What is needed here is an exact copy of all the entries below.
--- Extracted data Enclosed Below ---
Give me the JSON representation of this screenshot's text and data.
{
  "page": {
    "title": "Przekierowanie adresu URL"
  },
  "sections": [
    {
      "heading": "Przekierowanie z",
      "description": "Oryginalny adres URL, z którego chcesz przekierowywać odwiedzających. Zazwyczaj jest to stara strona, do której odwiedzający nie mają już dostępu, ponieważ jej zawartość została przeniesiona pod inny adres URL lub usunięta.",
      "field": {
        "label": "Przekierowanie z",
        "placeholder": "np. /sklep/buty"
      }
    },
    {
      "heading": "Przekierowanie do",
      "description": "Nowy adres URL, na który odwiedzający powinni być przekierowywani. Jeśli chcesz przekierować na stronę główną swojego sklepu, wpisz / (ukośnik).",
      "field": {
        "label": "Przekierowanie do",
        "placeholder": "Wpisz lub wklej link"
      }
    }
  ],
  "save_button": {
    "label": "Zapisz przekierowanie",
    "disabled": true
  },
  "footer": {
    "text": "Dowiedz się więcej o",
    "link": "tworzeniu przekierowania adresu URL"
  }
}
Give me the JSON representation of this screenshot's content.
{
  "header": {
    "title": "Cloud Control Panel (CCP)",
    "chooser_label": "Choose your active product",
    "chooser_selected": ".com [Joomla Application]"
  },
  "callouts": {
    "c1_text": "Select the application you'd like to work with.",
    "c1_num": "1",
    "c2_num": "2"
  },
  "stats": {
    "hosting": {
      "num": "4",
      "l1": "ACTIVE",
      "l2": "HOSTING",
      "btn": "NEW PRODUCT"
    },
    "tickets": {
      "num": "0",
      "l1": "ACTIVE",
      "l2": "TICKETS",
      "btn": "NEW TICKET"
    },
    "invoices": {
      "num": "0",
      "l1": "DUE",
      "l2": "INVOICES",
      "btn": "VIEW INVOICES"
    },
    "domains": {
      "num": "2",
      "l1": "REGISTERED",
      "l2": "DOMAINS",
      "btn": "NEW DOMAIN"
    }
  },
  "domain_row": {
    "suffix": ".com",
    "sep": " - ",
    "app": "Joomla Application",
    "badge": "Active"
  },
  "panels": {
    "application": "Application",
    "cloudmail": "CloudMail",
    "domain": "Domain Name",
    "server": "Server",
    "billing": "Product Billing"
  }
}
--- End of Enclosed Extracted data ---
### Written solution
Give me the JSON representation of this screenshot's text and data.
{
  "page": {
    "title": "Przekierowanie adresu URL"
  },
  "sections": [
    {
      "heading": "Przekierowanie z",
      "description": "Oryginalny adres URL, z którego chcesz przekierowywać odwiedzających. Zazwyczaj jest to stara strona, do której odwiedzający nie mają już dostępu, ponieważ jej zawartość została przeniesiona pod inny adres URL lub usunięta.",
      "field": {
        "label": "Przekierowanie z",
        "placeholder": "np. /sklep/buty"
      }
    },
    {
      "heading": "Przekierowanie do",
      "description": "Nowy adres URL, na który odwiedzający powinni być przekierowywani. Jeśli chcesz przekierować na stronę główną swojego sklepu, wpisz / (ukośnik).",
      "field": {
        "label": "Przekierowanie do",
        "placeholder": "Wpisz lub wklej link"
      }
    }
  ],
  "save_button": {
    "label": "Zapisz przekierowanie",
    "disabled": true
  },
  "footer": {
    "text": "Dowiedz się więcej o",
    "link": "tworzeniu przekierowania adresu URL"
  }
}
Give me the JSON representation of this screenshot's content.
{
  "header": {
    "title": "Cloud Control Panel (CCP)",
    "chooser_label": "Choose your active product",
    "chooser_selected": ".com [Joomla Application]"
  },
  "callouts": {
    "c1_text": "Select the application you'd like to work with.",
    "c1_num": "1",
    "c2_num": "2"
  },
  "stats": {
    "hosting": {
      "num": "4",
      "l1": "ACTIVE",
      "l2": "HOSTING",
      "btn": "NEW PRODUCT"
    },
    "tickets": {
      "num": "0",
      "l1": "ACTIVE",
      "l2": "TICKETS",
      "btn": "NEW TICKET"
    },
    "invoices": {
      "num": "0",
      "l1": "DUE",
      "l2": "INVOICES",
      "btn": "VIEW INVOICES"
    },
    "domains": {
      "num": "2",
      "l1": "REGISTERED",
      "l2": "DOMAINS",
      "btn": "NEW DOMAIN"
    }
  },
  "domain_row": {
    "suffix": ".com",
    "sep": " - ",
    "app": "Joomla Application",
    "badge": "Active"
  },
  "panels": {
    "application": "Application",
    "cloudmail": "CloudMail",
    "domain": "Domain Name",
    "server": "Server",
    "billing": "Product Billing"
  }
}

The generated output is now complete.